August 29, 2017
On August 25, 2017, Weil won a complete victory in a $4 billion investor class action when the U.S. District Court for the District of Colorado granted summary judgment on every count as to each of the more than 20 defendants, including Lehman Brothers, Tishman-Speyer, Equity Residential, the Archstone-Smith REIT, and the indemnifying parties. This was the last stop before trial, which had already been scheduled. As a result of this decision, the trial has been vacated, and all counts against all defendants have been dismissed.

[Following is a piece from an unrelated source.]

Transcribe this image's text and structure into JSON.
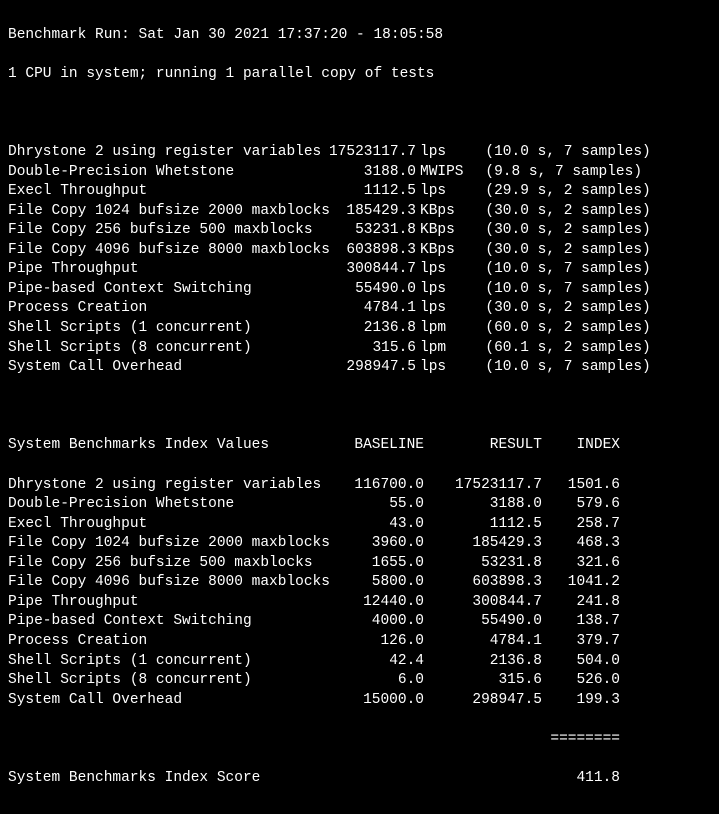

This decision ends a 10-year litigation saga surrounding one of the largest REIT going private transactions in history – the $22 billion purchase of Archstone by the defendants, which occurred on the eve of the 2008 financial crisis. The litigation covered both the original going private deal, as well as the subsequent $16 billion asset sale by the buyers to Equity Residential (which plaintiffs tried to stop). The plaintiffs were real estate investors that owned special tax preferred equity interests in Archstone. The LBO allegedly blew up their tax benefits, underpaid them in the deal compared to other equity holders, and executed the deal in a manner that violated the governing charter of Archstone, in breach of fiduciary duties, and to the improper benefit of the buyers.

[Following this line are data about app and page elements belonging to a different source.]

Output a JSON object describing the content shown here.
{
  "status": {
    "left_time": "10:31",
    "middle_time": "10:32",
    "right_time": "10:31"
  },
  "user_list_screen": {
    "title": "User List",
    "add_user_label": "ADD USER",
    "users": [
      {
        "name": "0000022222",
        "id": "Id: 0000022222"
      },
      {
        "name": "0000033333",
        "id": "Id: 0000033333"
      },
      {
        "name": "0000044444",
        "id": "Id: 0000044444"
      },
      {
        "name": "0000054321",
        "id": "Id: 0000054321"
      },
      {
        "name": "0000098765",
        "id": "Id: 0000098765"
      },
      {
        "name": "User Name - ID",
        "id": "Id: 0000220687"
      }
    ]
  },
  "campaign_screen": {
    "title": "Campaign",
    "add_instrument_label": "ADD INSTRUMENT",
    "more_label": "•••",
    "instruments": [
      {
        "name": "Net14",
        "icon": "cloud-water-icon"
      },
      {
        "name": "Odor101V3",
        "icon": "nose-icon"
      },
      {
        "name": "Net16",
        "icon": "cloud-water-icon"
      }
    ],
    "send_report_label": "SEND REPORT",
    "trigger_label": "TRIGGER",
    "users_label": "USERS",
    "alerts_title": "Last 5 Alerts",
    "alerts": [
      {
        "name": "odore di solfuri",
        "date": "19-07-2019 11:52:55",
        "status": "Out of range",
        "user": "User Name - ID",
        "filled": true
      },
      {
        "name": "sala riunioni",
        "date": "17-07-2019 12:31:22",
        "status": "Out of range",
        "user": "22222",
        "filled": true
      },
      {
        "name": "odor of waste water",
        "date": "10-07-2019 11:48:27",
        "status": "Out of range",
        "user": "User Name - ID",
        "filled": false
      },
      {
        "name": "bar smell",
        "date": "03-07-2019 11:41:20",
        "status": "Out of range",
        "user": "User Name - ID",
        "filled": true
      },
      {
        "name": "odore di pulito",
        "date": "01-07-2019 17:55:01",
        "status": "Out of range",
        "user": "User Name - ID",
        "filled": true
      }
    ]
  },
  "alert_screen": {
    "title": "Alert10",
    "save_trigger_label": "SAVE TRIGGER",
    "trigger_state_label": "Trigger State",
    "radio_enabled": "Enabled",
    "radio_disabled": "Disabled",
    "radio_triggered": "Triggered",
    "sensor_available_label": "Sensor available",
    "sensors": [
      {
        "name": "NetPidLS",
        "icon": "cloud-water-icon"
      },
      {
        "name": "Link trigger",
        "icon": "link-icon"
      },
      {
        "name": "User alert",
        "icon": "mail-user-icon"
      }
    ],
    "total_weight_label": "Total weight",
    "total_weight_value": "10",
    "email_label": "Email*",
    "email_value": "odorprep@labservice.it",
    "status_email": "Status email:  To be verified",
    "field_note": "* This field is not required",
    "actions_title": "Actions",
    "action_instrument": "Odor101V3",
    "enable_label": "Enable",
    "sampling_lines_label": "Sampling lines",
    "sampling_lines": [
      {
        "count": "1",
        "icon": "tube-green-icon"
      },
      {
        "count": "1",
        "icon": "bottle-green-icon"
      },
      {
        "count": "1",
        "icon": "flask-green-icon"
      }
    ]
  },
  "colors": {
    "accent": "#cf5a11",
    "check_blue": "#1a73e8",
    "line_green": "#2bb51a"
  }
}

Weil ran all aspects of this litigation leading up to last Friday’s decision. It has included trips to the Seventh and Tenth Circuit Courts of Appeals, proceedings before four federal district court judges, three California State Court judges, a New York Supreme Court judge, and three arbitrations resulting in favorable arbitration decisions that were confirmed by three different courts. The Weil team traveled to depositions, hearings, and arbitrations in twelve states. At one point, it secured victories in two separate TRO hearings in two states over the course of two consecutive days.
The summary judgment decision was based on a massive record including about 80 depositions, one million pages of documents, and evidence provided by accountants, lawyers, and bankers. The Court held that nothing in Archstone’s governing charter or Maryland corporate law restricted Archstone’s authority to structure the merger as it did. In the end, the Court determined that there was “no genuine dispute of material fact that the terms of the 2007 merger were permissible, contrary to Plaintiffs’ position.” The Court also imposed costs on the Plaintiffs.
The Weil team was led by Litigation Department Co-Chair Jonathan Polkes and Securities Litigation partner Caroline Zalka, and included associates Adam Banks, Melanie Conroy, Justin D’Aloia, Ondrej Staviscak-Diaz, Raquel Kellert, Irisa Chen, Lauren Engelmyer, Andrew Cauchi, and Megan Richardson. Critical contributions over the years were made by Greg Silbert, Paul Dutka and Jessie Mishkin. Corporate partners Mike Bond and David Herman, and Tax partner Mark Schwed, were integral members of the team.